■ **WHAT IS BEING ASKED**
All entries must be repeated exactly; do not include the pictures.

BEGIN DATA FOR PROCESSING

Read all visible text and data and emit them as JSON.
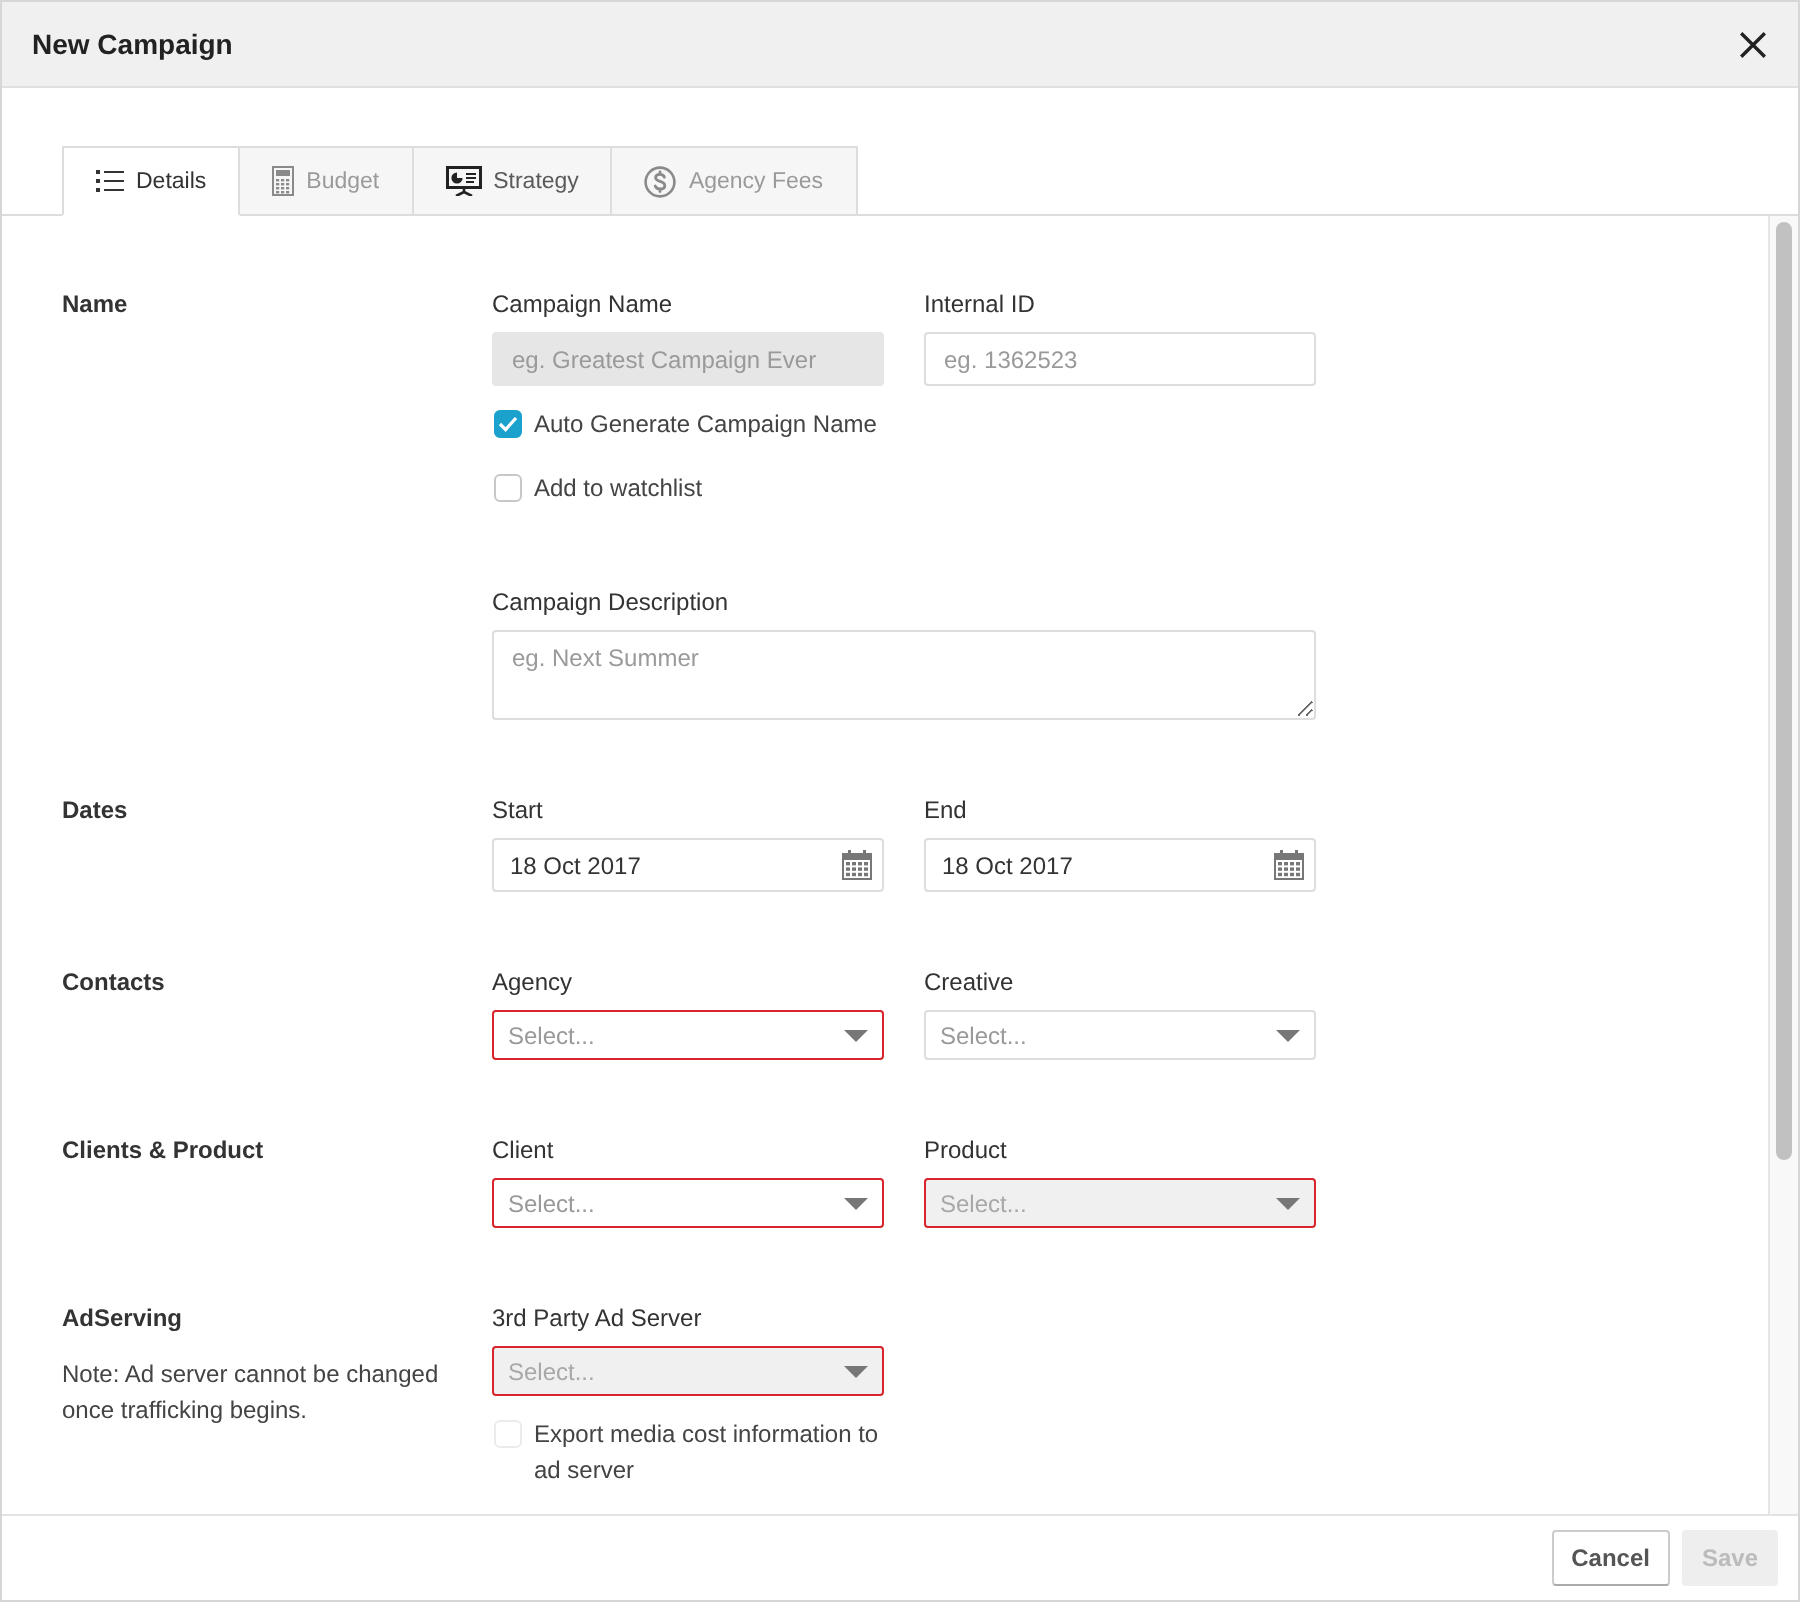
{
  "window": {
    "title": "New Campaign"
  },
  "tabs": [
    {
      "label": "Details",
      "selected": true,
      "disabled": false
    },
    {
      "label": "Budget",
      "selected": false,
      "disabled": true
    },
    {
      "label": "Strategy",
      "selected": false,
      "disabled": false
    },
    {
      "label": "Agency Fees",
      "selected": false,
      "disabled": true
    }
  ],
  "sections": [
    {
      "title": "Name",
      "items": [
        {
          "kind": "fields",
          "fields": [
            {
              "kind": "text",
              "label": "Campaign Name",
              "placeholder": "eg. Greatest Campaign Ever",
              "disabled": true,
              "error": false
            },
            {
              "kind": "text",
              "label": "Internal ID",
              "placeholder": "eg. 1362523",
              "disabled": false,
              "error": false
            }
          ]
        },
        {
          "kind": "checkbox",
          "label": "Auto Generate Campaign Name",
          "checked": true,
          "disabled": false
        },
        {
          "kind": "checkbox",
          "label": "Add to watchlist",
          "checked": false,
          "disabled": false
        },
        {
          "kind": "fields",
          "fields": [
            {
              "kind": "textarea",
              "label": "Campaign Description",
              "placeholder": "eg. Next Summer",
              "disabled": false,
              "error": false
            }
          ]
        }
      ]
    },
    {
      "title": "Dates",
      "items": [
        {
          "kind": "fields",
          "fields": [
            {
              "kind": "date",
              "label": "Start",
              "value": "18 Oct 2017",
              "disabled": false,
              "error": false
            },
            {
              "kind": "date",
              "label": "End",
              "value": "18 Oct 2017",
              "disabled": false,
              "error": false
            }
          ]
        }
      ]
    },
    {
      "title": "Contacts",
      "items": [
        {
          "kind": "fields",
          "fields": [
            {
              "kind": "select",
              "label": "Agency",
              "placeholder": "Select...",
              "disabled": false,
              "error": true
            },
            {
              "kind": "select",
              "label": "Creative",
              "placeholder": "Select...",
              "disabled": false,
              "error": false
            }
          ]
        }
      ]
    },
    {
      "title": "Clients & Product",
      "items": [
        {
          "kind": "fields",
          "fields": [
            {
              "kind": "select",
              "label": "Client",
              "placeholder": "Select...",
              "disabled": false,
              "error": true
            },
            {
              "kind": "select",
              "label": "Product",
              "placeholder": "Select...",
              "disabled": true,
              "error": true
            }
          ]
        }
      ]
    },
    {
      "title": "AdServing",
      "note": "Note: Ad server cannot be changed once trafficking begins.",
      "items": [
        {
          "kind": "fields",
          "fields": [
            {
              "kind": "select",
              "label": "3rd Party Ad Server",
              "placeholder": "Select...",
              "disabled": true,
              "error": true
            }
          ]
        },
        {
          "kind": "checkbox",
          "label": "Export media cost information to ad server",
          "checked": false,
          "disabled": true
        }
      ]
    }
  ],
  "footer": {
    "buttons": [
      {
        "label": "Cancel",
        "disabled": false
      },
      {
        "label": "Save",
        "disabled": true
      }
    ]
  }
}
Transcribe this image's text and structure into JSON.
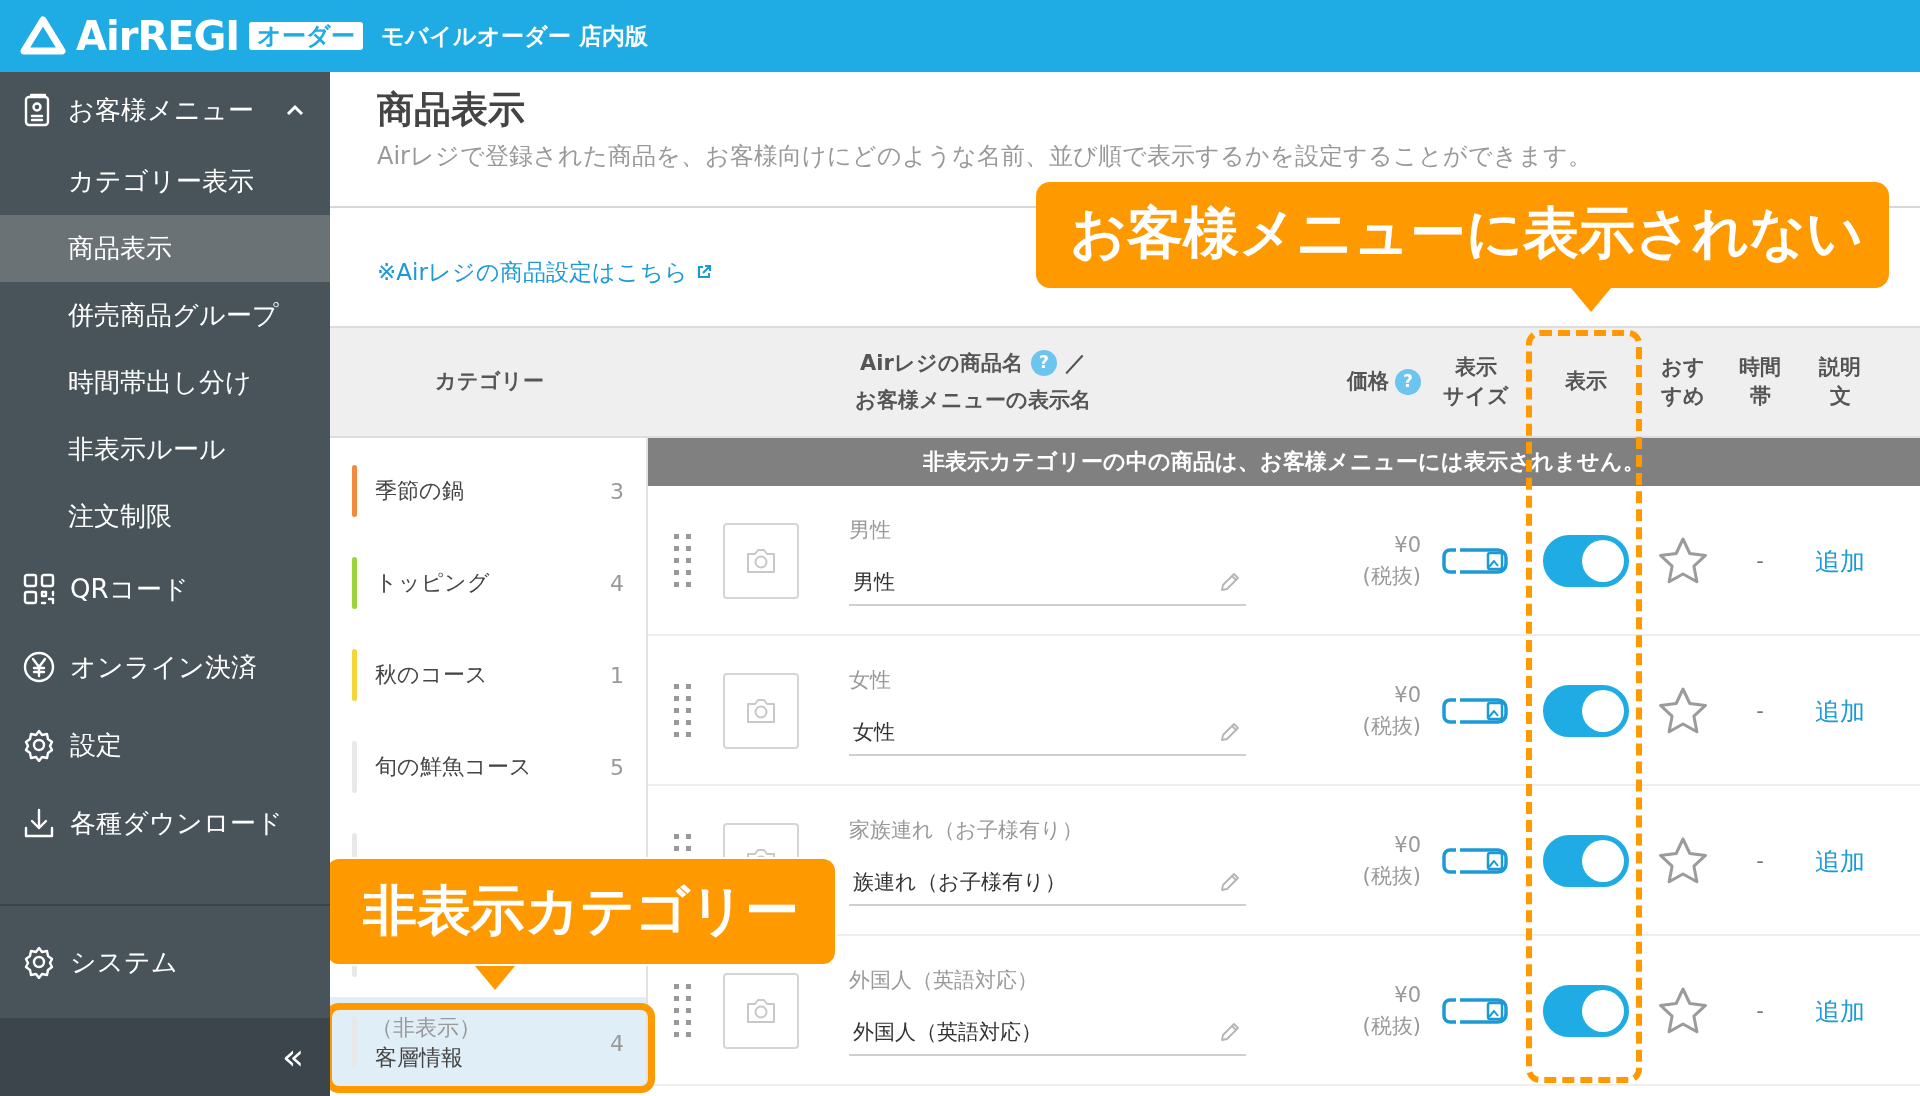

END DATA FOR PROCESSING

■ **ANSWER TO THIS EXERCISE**
Read all visible text and data and emit them as JSON.
{
  "window": {
    "title": "New Campaign"
  },
  "tabs": [
    {
      "label": "Details",
      "selected": true,
      "disabled": false
    },
    {
      "label": "Budget",
      "selected": false,
      "disabled": true
    },
    {
      "label": "Strategy",
      "selected": false,
      "disabled": false
    },
    {
      "label": "Agency Fees",
      "selected": false,
      "disabled": true
    }
  ],
  "sections": [
    {
      "title": "Name",
      "items": [
        {
          "kind": "fields",
          "fields": [
            {
              "kind": "text",
              "label": "Campaign Name",
              "placeholder": "eg. Greatest Campaign Ever",
              "disabled": true,
              "error": false
            },
            {
              "kind": "text",
              "label": "Internal ID",
              "placeholder": "eg. 1362523",
              "disabled": false,
              "error": false
            }
          ]
        },
        {
          "kind": "checkbox",
          "label": "Auto Generate Campaign Name",
          "checked": true,
          "disabled": false
        },
        {
          "kind": "checkbox",
          "label": "Add to watchlist",
          "checked": false,
          "disabled": false
        },
        {
          "kind": "fields",
          "fields": [
            {
              "kind": "textarea",
              "label": "Campaign Description",
              "placeholder": "eg. Next Summer",
              "disabled": false,
              "error": false
            }
          ]
        }
      ]
    },
    {
      "title": "Dates",
      "items": [
        {
          "kind": "fields",
          "fields": [
            {
              "kind": "date",
              "label": "Start",
              "value": "18 Oct 2017",
              "disabled": false,
              "error": false
            },
            {
              "kind": "date",
              "label": "End",
              "value": "18 Oct 2017",
              "disabled": false,
              "error": false
            }
          ]
        }
      ]
    },
    {
      "title": "Contacts",
      "items": [
        {
          "kind": "fields",
          "fields": [
            {
              "kind": "select",
              "label": "Agency",
              "placeholder": "Select...",
              "disabled": false,
              "error": true
            },
            {
              "kind": "select",
              "label": "Creative",
              "placeholder": "Select...",
              "disabled": false,
              "error": false
            }
          ]
        }
      ]
    },
    {
      "title": "Clients & Product",
      "items": [
        {
          "kind": "fields",
          "fields": [
            {
              "kind": "select",
              "label": "Client",
              "placeholder": "Select...",
              "disabled": false,
              "error": true
            },
            {
              "kind": "select",
              "label": "Product",
              "placeholder": "Select...",
              "disabled": true,
              "error": true
            }
          ]
        }
      ]
    },
    {
      "title": "AdServing",
      "note": "Note: Ad server cannot be changed once trafficking begins.",
      "items": [
        {
          "kind": "fields",
          "fields": [
            {
              "kind": "select",
              "label": "3rd Party Ad Server",
              "placeholder": "Select...",
              "disabled": true,
              "error": true
            }
          ]
        },
        {
          "kind": "checkbox",
          "label": "Export media cost information to ad server",
          "checked": false,
          "disabled": true
        }
      ]
    }
  ],
  "footer": {
    "buttons": [
      {
        "label": "Cancel",
        "disabled": false
      },
      {
        "label": "Save",
        "disabled": true
      }
    ]
  }
}
Transcribe this image's text and structure into JSON.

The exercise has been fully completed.